* **RECORDS FOR PROCESSING**:
◆ ◆ ◆ ◆
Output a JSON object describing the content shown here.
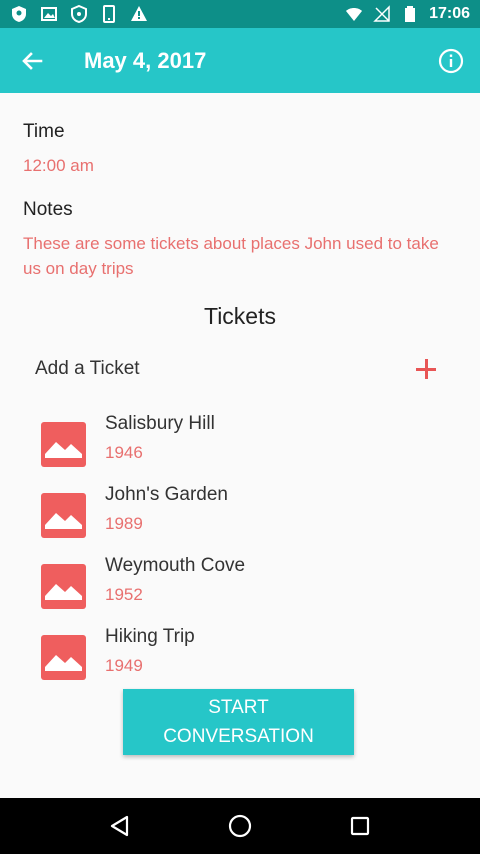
{
  "status_bar": {
    "time": "17:06",
    "left_icons": [
      "shield-icon",
      "image-icon",
      "vpn-icon",
      "phone-icon",
      "warning-icon"
    ],
    "right_icons": [
      "wifi-icon",
      "no-signal-icon",
      "battery-icon"
    ]
  },
  "app_bar": {
    "title": "May 4, 2017",
    "back_icon": "arrow-back-icon",
    "info_icon": "info-icon",
    "background": "#26c6c8"
  },
  "details": {
    "time_label": "Time",
    "time_value": "12:00 am",
    "notes_label": "Notes",
    "notes_value": "These are some tickets about places John used to take us on day trips"
  },
  "tickets": {
    "title": "Tickets",
    "add_label": "Add a Ticket",
    "items": [
      {
        "name": "Salisbury Hill",
        "year": "1946"
      },
      {
        "name": "John's Garden",
        "year": "1989"
      },
      {
        "name": "Weymouth Cove",
        "year": "1952"
      },
      {
        "name": "Hiking Trip",
        "year": "1949"
      }
    ]
  },
  "start_button": {
    "line1": "START",
    "line2": "CONVERSATION"
  },
  "colors": {
    "accent": "#26c6c8",
    "highlight_text": "#e8706f",
    "thumb": "#ef5e5e"
  },
  "nav_bar": {
    "buttons": [
      "back-triangle-icon",
      "home-circle-icon",
      "recents-square-icon"
    ]
  }
}
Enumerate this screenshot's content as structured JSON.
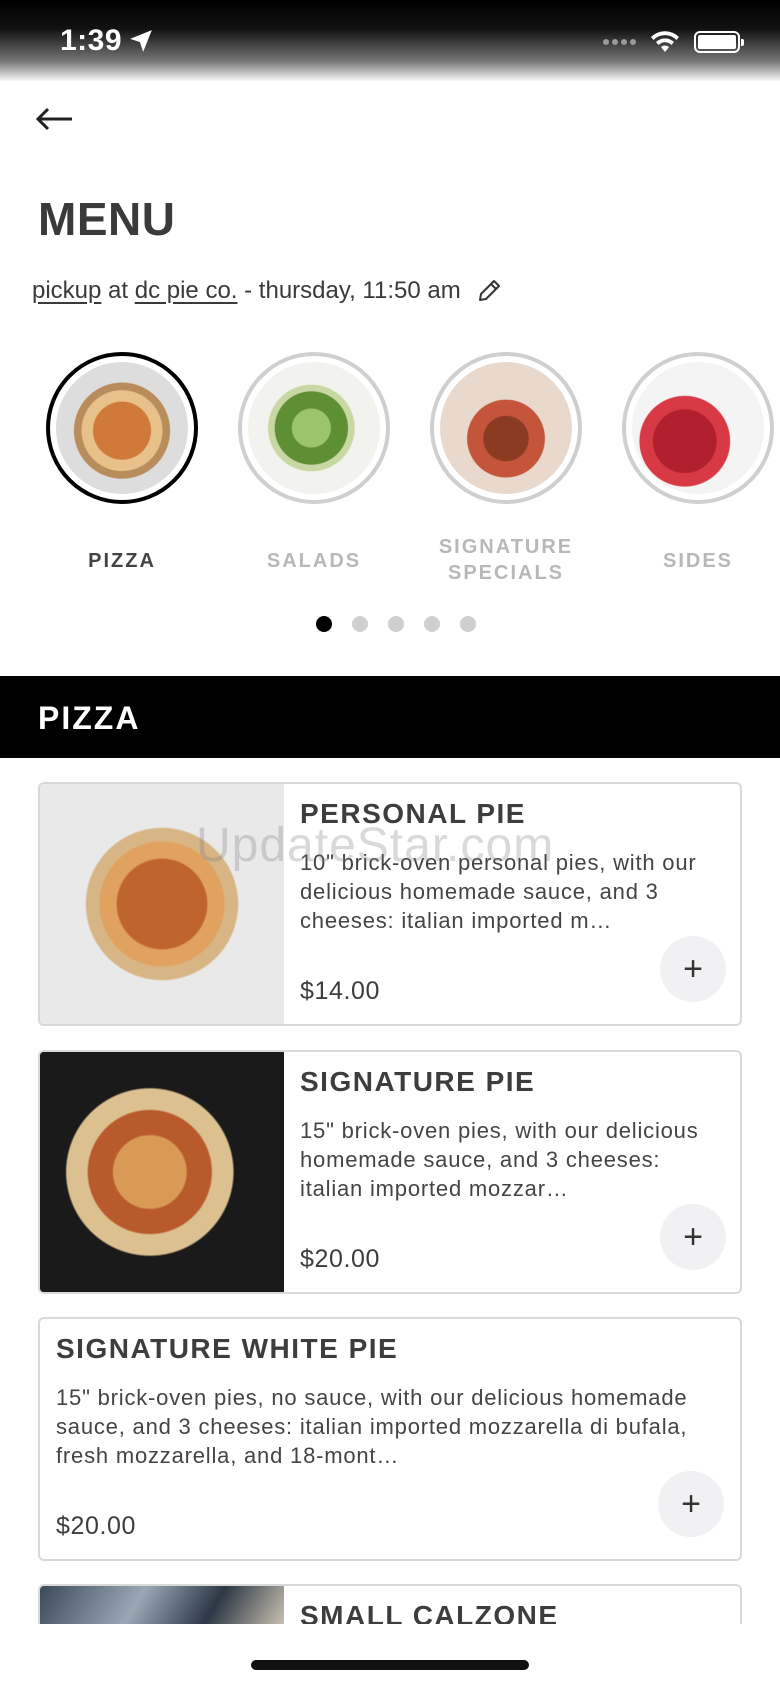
{
  "status_bar": {
    "time": "1:39"
  },
  "header": {
    "title": "MENU"
  },
  "order_info": {
    "mode": "pickup",
    "at": "at",
    "store": "dc pie co.",
    "when": "- thursday, 11:50 am"
  },
  "categories": [
    {
      "label": "PIZZA",
      "active": true,
      "icon": "pizza-photo"
    },
    {
      "label": "SALADS",
      "active": false,
      "icon": "salad-photo"
    },
    {
      "label": "SIGNATURE SPECIALS",
      "label_line1": "SIGNATURE",
      "label_line2": "SPECIALS",
      "active": false,
      "icon": "signature-special-photo"
    },
    {
      "label": "SIDES",
      "active": false,
      "icon": "sides-photo"
    }
  ],
  "pager": {
    "pages": 5,
    "current": 1
  },
  "section": {
    "title": "PIZZA"
  },
  "items": [
    {
      "name": "PERSONAL PIE",
      "description": "10\" brick-oven personal pies, with our delicious homemade sauce, and 3 cheeses: italian imported m…",
      "price": "$14.00",
      "add_label": "+"
    },
    {
      "name": "SIGNATURE PIE",
      "description": "15\" brick-oven pies, with our delicious homemade sauce, and 3 cheeses: italian imported mozzar…",
      "price": "$20.00",
      "add_label": "+"
    },
    {
      "name": "SIGNATURE WHITE PIE",
      "description": "15\" brick-oven pies, no sauce, with our delicious homemade sauce, and 3 cheeses: italian imported mozzarella di bufala, fresh mozzarella, and 18-mont…",
      "price": "$20.00",
      "add_label": "+"
    },
    {
      "name": "SMALL CALZONE"
    }
  ],
  "watermark": "UpdateStar.com"
}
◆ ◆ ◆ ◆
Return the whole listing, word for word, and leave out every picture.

* **EXERCISE ANSWER**:
Output a JSON object describing the content shown here.
{
  "status_bar": {
    "time": "17:06",
    "left_icons": [
      "shield-icon",
      "image-icon",
      "vpn-icon",
      "phone-icon",
      "warning-icon"
    ],
    "right_icons": [
      "wifi-icon",
      "no-signal-icon",
      "battery-icon"
    ]
  },
  "app_bar": {
    "title": "May 4, 2017",
    "back_icon": "arrow-back-icon",
    "info_icon": "info-icon",
    "background": "#26c6c8"
  },
  "details": {
    "time_label": "Time",
    "time_value": "12:00 am",
    "notes_label": "Notes",
    "notes_value": "These are some tickets about places John used to take us on day trips"
  },
  "tickets": {
    "title": "Tickets",
    "add_label": "Add a Ticket",
    "items": [
      {
        "name": "Salisbury Hill",
        "year": "1946"
      },
      {
        "name": "John's Garden",
        "year": "1989"
      },
      {
        "name": "Weymouth Cove",
        "year": "1952"
      },
      {
        "name": "Hiking Trip",
        "year": "1949"
      }
    ]
  },
  "start_button": {
    "line1": "START",
    "line2": "CONVERSATION"
  },
  "colors": {
    "accent": "#26c6c8",
    "highlight_text": "#e8706f",
    "thumb": "#ef5e5e"
  },
  "nav_bar": {
    "buttons": [
      "back-triangle-icon",
      "home-circle-icon",
      "recents-square-icon"
    ]
  }
}
Enumerate this screenshot's content as structured JSON.
{
  "status_bar": {
    "time": "1:39"
  },
  "header": {
    "title": "MENU"
  },
  "order_info": {
    "mode": "pickup",
    "at": "at",
    "store": "dc pie co.",
    "when": "- thursday, 11:50 am"
  },
  "categories": [
    {
      "label": "PIZZA",
      "active": true,
      "icon": "pizza-photo"
    },
    {
      "label": "SALADS",
      "active": false,
      "icon": "salad-photo"
    },
    {
      "label": "SIGNATURE SPECIALS",
      "label_line1": "SIGNATURE",
      "label_line2": "SPECIALS",
      "active": false,
      "icon": "signature-special-photo"
    },
    {
      "label": "SIDES",
      "active": false,
      "icon": "sides-photo"
    }
  ],
  "pager": {
    "pages": 5,
    "current": 1
  },
  "section": {
    "title": "PIZZA"
  },
  "items": [
    {
      "name": "PERSONAL PIE",
      "description": "10\" brick-oven personal pies, with our delicious homemade sauce, and 3 cheeses: italian imported m…",
      "price": "$14.00",
      "add_label": "+"
    },
    {
      "name": "SIGNATURE PIE",
      "description": "15\" brick-oven pies, with our delicious homemade sauce, and 3 cheeses: italian imported mozzar…",
      "price": "$20.00",
      "add_label": "+"
    },
    {
      "name": "SIGNATURE WHITE PIE",
      "description": "15\" brick-oven pies, no sauce, with our delicious homemade sauce, and 3 cheeses: italian imported mozzarella di bufala, fresh mozzarella, and 18-mont…",
      "price": "$20.00",
      "add_label": "+"
    },
    {
      "name": "SMALL CALZONE"
    }
  ],
  "watermark": "UpdateStar.com"
}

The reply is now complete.